I was in the car recently, waiting for my daughter. She has just started volunteering with a local charity (would you believe it? She was counting down the days until she turned fourteen so that she could apply to become a volunteer for this particular group. That’s what I call determination!) and I offered to help her out by driving her to the shop and picking her up at the end of her shift. On this particular afternoon with the stifling heat in full swing I had a few minutes to spare so taking advantage of the semi-anonymity that my car provided I began to observe my fellow humans going about their business.
Props. That was what I mostly witnessed. We all carried props of some sort. It was as if the majority of us were performing in our own self-written play/soap/movie/installation. The most visible one was the mobile phone, of course. But we were all holding an object: cigarette, car keys, man-bag or purse. Prop-less passers-by tended to move their arms frantically as if in charge of an orchestra, as if they were missing a limb or… a prop. Holding, hugging, posing, displaying, caressing, squeezing, tapping, swiping, you name it, my fellow earthlings were all doing something with and to their props.
From my observations I came to the conclusion that our evolution as human beings has divided us into two categories: those who need “props” to support them in their daily lives and those who are capable of going around their quotidian business unassisted.

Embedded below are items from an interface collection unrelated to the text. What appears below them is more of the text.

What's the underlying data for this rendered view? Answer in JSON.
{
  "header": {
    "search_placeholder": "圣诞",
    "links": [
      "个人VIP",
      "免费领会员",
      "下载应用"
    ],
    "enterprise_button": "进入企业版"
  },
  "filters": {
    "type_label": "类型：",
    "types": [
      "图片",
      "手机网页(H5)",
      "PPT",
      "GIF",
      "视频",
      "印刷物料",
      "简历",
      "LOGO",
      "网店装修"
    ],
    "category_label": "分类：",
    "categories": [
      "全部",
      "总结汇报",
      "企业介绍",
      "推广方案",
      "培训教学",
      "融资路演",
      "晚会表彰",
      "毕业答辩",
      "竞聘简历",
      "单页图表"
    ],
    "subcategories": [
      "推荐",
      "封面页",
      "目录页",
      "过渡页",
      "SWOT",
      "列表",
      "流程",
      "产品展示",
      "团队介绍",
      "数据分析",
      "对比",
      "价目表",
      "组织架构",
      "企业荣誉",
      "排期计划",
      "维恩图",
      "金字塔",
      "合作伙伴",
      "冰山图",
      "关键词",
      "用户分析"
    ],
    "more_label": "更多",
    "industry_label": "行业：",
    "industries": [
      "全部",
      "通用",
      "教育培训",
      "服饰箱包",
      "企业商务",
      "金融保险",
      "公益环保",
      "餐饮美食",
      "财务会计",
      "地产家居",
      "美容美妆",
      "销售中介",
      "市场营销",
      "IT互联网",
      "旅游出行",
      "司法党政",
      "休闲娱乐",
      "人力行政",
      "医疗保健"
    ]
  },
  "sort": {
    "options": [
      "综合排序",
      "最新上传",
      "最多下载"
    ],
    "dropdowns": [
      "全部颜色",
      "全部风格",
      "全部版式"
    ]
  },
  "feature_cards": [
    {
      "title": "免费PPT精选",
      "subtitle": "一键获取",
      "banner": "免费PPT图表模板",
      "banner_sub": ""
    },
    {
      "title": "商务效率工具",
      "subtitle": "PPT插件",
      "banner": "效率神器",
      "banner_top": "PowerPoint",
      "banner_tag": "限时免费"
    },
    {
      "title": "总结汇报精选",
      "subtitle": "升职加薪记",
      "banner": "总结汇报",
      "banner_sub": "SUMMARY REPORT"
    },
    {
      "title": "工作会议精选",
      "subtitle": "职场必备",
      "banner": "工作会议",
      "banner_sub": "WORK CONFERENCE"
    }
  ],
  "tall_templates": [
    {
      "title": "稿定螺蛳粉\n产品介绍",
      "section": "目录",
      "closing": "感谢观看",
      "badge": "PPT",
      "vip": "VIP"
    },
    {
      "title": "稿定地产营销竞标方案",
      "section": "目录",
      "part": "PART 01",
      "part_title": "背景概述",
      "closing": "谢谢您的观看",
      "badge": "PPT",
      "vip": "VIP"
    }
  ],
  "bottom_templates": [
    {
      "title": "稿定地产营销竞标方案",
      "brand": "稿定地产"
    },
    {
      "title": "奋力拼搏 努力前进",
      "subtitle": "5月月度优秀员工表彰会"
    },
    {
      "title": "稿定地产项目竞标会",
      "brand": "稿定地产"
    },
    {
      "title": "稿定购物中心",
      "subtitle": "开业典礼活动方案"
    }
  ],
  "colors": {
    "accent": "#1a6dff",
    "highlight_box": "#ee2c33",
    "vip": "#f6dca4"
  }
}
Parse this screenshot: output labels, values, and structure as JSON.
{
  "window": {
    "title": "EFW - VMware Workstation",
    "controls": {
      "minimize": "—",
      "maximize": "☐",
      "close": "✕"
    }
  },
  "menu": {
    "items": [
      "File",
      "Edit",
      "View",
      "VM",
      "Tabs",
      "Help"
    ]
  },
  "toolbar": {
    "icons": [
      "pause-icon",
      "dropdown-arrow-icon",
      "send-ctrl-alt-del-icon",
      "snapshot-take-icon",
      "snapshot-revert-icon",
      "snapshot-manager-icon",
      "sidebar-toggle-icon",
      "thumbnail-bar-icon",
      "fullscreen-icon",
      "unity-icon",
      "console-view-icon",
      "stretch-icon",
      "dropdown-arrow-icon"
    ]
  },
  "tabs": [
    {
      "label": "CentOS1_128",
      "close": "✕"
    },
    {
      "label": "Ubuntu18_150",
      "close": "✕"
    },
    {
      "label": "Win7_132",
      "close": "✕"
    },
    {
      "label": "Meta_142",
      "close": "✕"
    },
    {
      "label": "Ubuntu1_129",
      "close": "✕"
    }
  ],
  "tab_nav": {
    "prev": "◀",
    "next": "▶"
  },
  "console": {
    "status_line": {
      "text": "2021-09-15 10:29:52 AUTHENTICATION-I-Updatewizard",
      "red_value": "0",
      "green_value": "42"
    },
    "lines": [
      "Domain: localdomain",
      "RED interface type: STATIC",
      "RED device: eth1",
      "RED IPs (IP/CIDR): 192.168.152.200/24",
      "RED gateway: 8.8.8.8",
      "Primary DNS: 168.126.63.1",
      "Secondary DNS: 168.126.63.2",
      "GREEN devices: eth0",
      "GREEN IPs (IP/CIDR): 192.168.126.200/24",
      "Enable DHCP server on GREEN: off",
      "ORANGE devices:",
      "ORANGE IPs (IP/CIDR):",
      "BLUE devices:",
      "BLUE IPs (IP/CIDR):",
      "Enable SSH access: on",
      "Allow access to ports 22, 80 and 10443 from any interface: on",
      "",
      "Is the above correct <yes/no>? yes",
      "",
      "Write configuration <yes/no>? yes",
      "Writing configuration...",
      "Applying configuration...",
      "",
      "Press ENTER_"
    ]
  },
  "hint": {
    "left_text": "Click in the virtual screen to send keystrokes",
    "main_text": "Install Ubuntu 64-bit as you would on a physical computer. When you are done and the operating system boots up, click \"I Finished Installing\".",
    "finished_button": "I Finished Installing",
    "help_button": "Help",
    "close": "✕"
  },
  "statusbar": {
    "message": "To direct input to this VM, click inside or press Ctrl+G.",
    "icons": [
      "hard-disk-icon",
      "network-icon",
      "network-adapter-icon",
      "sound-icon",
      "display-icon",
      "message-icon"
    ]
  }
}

I have, sadly, belonged to the former for far longer than I would have wanted.
|No, not these ones. Where's the mobile phone?|
In the same way that the people milling about in the shopping centre where the charity store in which my daughter volunteers used their “props” for various purposes, I turned a remote control/pointer into a loyal friend a few weeks ago. I was invited to lead a workshop at a conference last month. Somewhat nervous as befit the occasion, I calmed down as soon as my fingers touched the remote control. My presentation went smoothly and the Q&A was lively. All thanks to a three-inch, plastic object in my hand. Like the shoppers I observed from the semi-anonymity of my car, I, too, had created my own play/soap/movie/installation.
There was an interesting article in the latest issue of Songlines magazine about how the average age at which we stop listening to new music is 33. That’s also the age at which, apparently Jesus, died, and also it is the format for long play or vinyl records (in fact, it is 33⅓, but let’s not get too pedantic about it, shall we?). I have no idea why I included those two pieces of information in this post but maybe there was some divine intervention in the creation of the LP. I do not know.
Divine intervention or not, there are some new salsa gods and goddesses on the block now. Or Sugar Kings, to give them their proper name. The song on the clip below is called Rum and Coca Cola and the line-up performing it is a “who’s who” in the contemporary, underground, London-based Afro-Cuban world. On piano, David Oliver, on bass, Adolfredo Pulido, on trumpets, Víctor Hechavarría Sarret, on timbales, David Pattman, on vocals, Caroline Loftus and on percussion and leading the ensemble, Flavio Correa. This is what summer sounds like. Great harmonies and dance-inspiring, tight arrangements. Enjoy.
Next Post: “Let’s Talk About…”, to be published on Wednesday 15th July at 6pm (GMT)